(Web page and app entries)

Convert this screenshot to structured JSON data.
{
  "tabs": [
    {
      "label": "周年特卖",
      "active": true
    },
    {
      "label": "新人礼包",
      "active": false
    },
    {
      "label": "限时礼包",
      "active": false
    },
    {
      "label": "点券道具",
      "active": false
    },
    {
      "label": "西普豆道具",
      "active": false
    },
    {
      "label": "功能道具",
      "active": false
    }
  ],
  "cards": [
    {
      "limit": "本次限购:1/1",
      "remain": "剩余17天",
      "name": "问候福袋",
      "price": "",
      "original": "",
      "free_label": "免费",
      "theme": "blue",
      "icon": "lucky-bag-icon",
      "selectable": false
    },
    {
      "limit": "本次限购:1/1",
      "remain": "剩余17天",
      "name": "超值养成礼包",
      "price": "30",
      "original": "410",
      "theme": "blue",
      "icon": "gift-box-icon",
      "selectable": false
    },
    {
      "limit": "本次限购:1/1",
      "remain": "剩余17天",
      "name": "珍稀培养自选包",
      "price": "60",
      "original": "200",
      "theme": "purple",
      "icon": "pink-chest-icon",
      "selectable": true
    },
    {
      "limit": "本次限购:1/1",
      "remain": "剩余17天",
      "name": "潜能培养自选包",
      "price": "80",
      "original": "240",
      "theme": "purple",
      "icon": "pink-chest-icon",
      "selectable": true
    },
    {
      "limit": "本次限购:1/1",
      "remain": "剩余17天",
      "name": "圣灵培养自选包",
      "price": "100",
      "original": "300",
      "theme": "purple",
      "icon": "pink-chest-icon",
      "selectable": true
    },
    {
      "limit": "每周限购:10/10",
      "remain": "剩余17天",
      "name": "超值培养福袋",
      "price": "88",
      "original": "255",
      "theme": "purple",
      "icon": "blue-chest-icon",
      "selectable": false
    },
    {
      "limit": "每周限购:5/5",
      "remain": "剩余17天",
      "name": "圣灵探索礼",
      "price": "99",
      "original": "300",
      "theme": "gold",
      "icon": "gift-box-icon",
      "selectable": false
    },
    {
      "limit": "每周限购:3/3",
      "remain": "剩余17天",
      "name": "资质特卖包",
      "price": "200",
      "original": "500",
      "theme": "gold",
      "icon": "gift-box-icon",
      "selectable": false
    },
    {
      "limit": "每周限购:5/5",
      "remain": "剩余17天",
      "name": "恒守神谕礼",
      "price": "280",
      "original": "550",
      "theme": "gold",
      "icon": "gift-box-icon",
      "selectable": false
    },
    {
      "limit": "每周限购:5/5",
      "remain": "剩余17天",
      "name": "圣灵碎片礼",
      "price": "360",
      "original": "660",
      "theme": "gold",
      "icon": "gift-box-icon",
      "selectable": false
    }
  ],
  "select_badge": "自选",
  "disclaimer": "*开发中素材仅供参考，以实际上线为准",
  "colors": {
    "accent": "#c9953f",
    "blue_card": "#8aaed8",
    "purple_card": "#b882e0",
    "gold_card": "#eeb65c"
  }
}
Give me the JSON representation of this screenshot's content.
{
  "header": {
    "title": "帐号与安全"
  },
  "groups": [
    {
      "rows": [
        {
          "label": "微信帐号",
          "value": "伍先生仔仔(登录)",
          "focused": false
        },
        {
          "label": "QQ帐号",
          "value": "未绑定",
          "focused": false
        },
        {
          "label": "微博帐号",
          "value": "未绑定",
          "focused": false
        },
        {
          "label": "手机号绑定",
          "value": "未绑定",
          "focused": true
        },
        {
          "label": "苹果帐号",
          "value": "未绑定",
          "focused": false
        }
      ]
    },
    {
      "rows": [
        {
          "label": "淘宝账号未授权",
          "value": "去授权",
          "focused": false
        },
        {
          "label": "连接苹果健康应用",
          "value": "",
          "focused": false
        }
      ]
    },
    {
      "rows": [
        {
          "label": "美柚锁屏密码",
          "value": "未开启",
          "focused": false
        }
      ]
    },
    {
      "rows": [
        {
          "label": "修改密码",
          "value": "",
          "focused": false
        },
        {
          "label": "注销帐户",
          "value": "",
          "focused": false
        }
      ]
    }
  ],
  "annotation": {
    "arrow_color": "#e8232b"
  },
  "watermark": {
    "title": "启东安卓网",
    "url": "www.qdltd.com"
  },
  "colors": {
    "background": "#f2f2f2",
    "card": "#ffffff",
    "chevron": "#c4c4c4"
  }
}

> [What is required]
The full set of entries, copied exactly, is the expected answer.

> [Expected answer]
Convert this screenshot to structured JSON data.
{
  "tabs": [
    {
      "label": "周年特卖",
      "active": true
    },
    {
      "label": "新人礼包",
      "active": false
    },
    {
      "label": "限时礼包",
      "active": false
    },
    {
      "label": "点券道具",
      "active": false
    },
    {
      "label": "西普豆道具",
      "active": false
    },
    {
      "label": "功能道具",
      "active": false
    }
  ],
  "cards": [
    {
      "limit": "本次限购:1/1",
      "remain": "剩余17天",
      "name": "问候福袋",
      "price": "",
      "original": "",
      "free_label": "免费",
      "theme": "blue",
      "icon": "lucky-bag-icon",
      "selectable": false
    },
    {
      "limit": "本次限购:1/1",
      "remain": "剩余17天",
      "name": "超值养成礼包",
      "price": "30",
      "original": "410",
      "theme": "blue",
      "icon": "gift-box-icon",
      "selectable": false
    },
    {
      "limit": "本次限购:1/1",
      "remain": "剩余17天",
      "name": "珍稀培养自选包",
      "price": "60",
      "original": "200",
      "theme": "purple",
      "icon": "pink-chest-icon",
      "selectable": true
    },
    {
      "limit": "本次限购:1/1",
      "remain": "剩余17天",
      "name": "潜能培养自选包",
      "price": "80",
      "original": "240",
      "theme": "purple",
      "icon": "pink-chest-icon",
      "selectable": true
    },
    {
      "limit": "本次限购:1/1",
      "remain": "剩余17天",
      "name": "圣灵培养自选包",
      "price": "100",
      "original": "300",
      "theme": "purple",
      "icon": "pink-chest-icon",
      "selectable": true
    },
    {
      "limit": "每周限购:10/10",
      "remain": "剩余17天",
      "name": "超值培养福袋",
      "price": "88",
      "original": "255",
      "theme": "purple",
      "icon": "blue-chest-icon",
      "selectable": false
    },
    {
      "limit": "每周限购:5/5",
      "remain": "剩余17天",
      "name": "圣灵探索礼",
      "price": "99",
      "original": "300",
      "theme": "gold",
      "icon": "gift-box-icon",
      "selectable": false
    },
    {
      "limit": "每周限购:3/3",
      "remain": "剩余17天",
      "name": "资质特卖包",
      "price": "200",
      "original": "500",
      "theme": "gold",
      "icon": "gift-box-icon",
      "selectable": false
    },
    {
      "limit": "每周限购:5/5",
      "remain": "剩余17天",
      "name": "恒守神谕礼",
      "price": "280",
      "original": "550",
      "theme": "gold",
      "icon": "gift-box-icon",
      "selectable": false
    },
    {
      "limit": "每周限购:5/5",
      "remain": "剩余17天",
      "name": "圣灵碎片礼",
      "price": "360",
      "original": "660",
      "theme": "gold",
      "icon": "gift-box-icon",
      "selectable": false
    }
  ],
  "select_badge": "自选",
  "disclaimer": "*开发中素材仅供参考，以实际上线为准",
  "colors": {
    "accent": "#c9953f",
    "blue_card": "#8aaed8",
    "purple_card": "#b882e0",
    "gold_card": "#eeb65c"
  }
}
Give me the JSON representation of this screenshot's content.
{
  "header": {
    "title": "帐号与安全"
  },
  "groups": [
    {
      "rows": [
        {
          "label": "微信帐号",
          "value": "伍先生仔仔(登录)",
          "focused": false
        },
        {
          "label": "QQ帐号",
          "value": "未绑定",
          "focused": false
        },
        {
          "label": "微博帐号",
          "value": "未绑定",
          "focused": false
        },
        {
          "label": "手机号绑定",
          "value": "未绑定",
          "focused": true
        },
        {
          "label": "苹果帐号",
          "value": "未绑定",
          "focused": false
        }
      ]
    },
    {
      "rows": [
        {
          "label": "淘宝账号未授权",
          "value": "去授权",
          "focused": false
        },
        {
          "label": "连接苹果健康应用",
          "value": "",
          "focused": false
        }
      ]
    },
    {
      "rows": [
        {
          "label": "美柚锁屏密码",
          "value": "未开启",
          "focused": false
        }
      ]
    },
    {
      "rows": [
        {
          "label": "修改密码",
          "value": "",
          "focused": false
        },
        {
          "label": "注销帐户",
          "value": "",
          "focused": false
        }
      ]
    }
  ],
  "annotation": {
    "arrow_color": "#e8232b"
  },
  "watermark": {
    "title": "启东安卓网",
    "url": "www.qdltd.com"
  },
  "colors": {
    "background": "#f2f2f2",
    "card": "#ffffff",
    "chevron": "#c4c4c4"
  }
}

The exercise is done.